I sit with new people today and we discuss the situation of youth work in Romania, France, Scotland and Albania and found common practices and issues. We shared some ideas about changes to practice that we all found useful.
We speak as a group about the different terms used in youth work and how the definitions differ in each country.
I take part in an activity involving Hart’s Ladder of Participation and heard how Camille (French (French national who works in Germany) works for an organisation which allows young people and adult to share decision-making. Many of the group were surprised to see this as many felt that the desire in youth work was for young people to be in charge. We debate this point and agree with Hart’s Ladder in that many adults have knowledge and life experiences that can add to the value of youth work.
Sadly many of the group say they experienced being tokenised and manipulated in the past. There was concern that this puts off many young people from participating and this should be addressed in our work.
After a coffee break and some Albanian donuts, we settle back in to a discussion on the participation of young people, focussing on whether participation is a human right. In smaller groups we discuss this concept and were in agreement with the view that “participation and active citizenship is having the rights, the means and the support to participate and influence decisions… so as to contribute to building a better society.”
After another exceptional four course lunch, we work in smaller groups and examine a topic that young people may be able to influence and how they can do this. My group looks at how young people can tackle crime and violence within their communities and the actions which could be taken.
Albana (Albanian participant) works as a teacher and informed us that at present, young people do not have much influence in this area. We suggest to the plenary group that young people can take action to raise awareness of crime, encourage young people to report if they are a victim of crime and to create crime prevention councils with their local authorities, community and police so that all stakeholders are involved. We feel that work should be done using peer educators so that trained young people are able to give consistent messages to their peers about crime and steps they can take to prevent it.
In the final session, we discuss different styles of leadership. We watch short video clips which show different leaders speaking to their followers/employees. My favourite one was the Scottish national hero Sir William Wallace. Naturally he was defined as an inspirational leader.

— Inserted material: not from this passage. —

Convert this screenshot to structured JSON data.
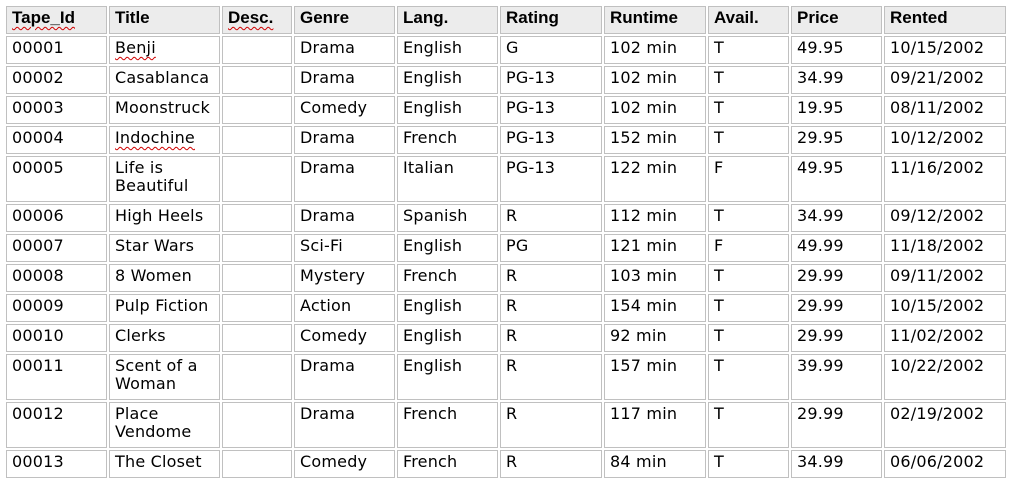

We took on the task of producing a drama with one of the leadership styles and we all presented these to the plenary group. It was brilliant. We used real life situations and although it was very funny, it was also very serious.
At 9pm we set up a market with stalls that highlighted our work or good practice in our communities. It was very interesting to discuss the projects. I learn about the work of Save the Children in Romania and Bledar informs me about the work of the Institute of Romani Culture in Albani. I respond with what I believe are difficulties faced by the travelling community in Scotland and the United Kingdom. It was clear from this why the Council of Europe has taken action to involve the Roma people with its work to ensure better representation.
That is it for today Europe – I am off to bed very tired but full of new information that will inform my practice.
Neil Wotherspoon is a Scottish youth worker who successfully applied to the Council of Europe for human rights training.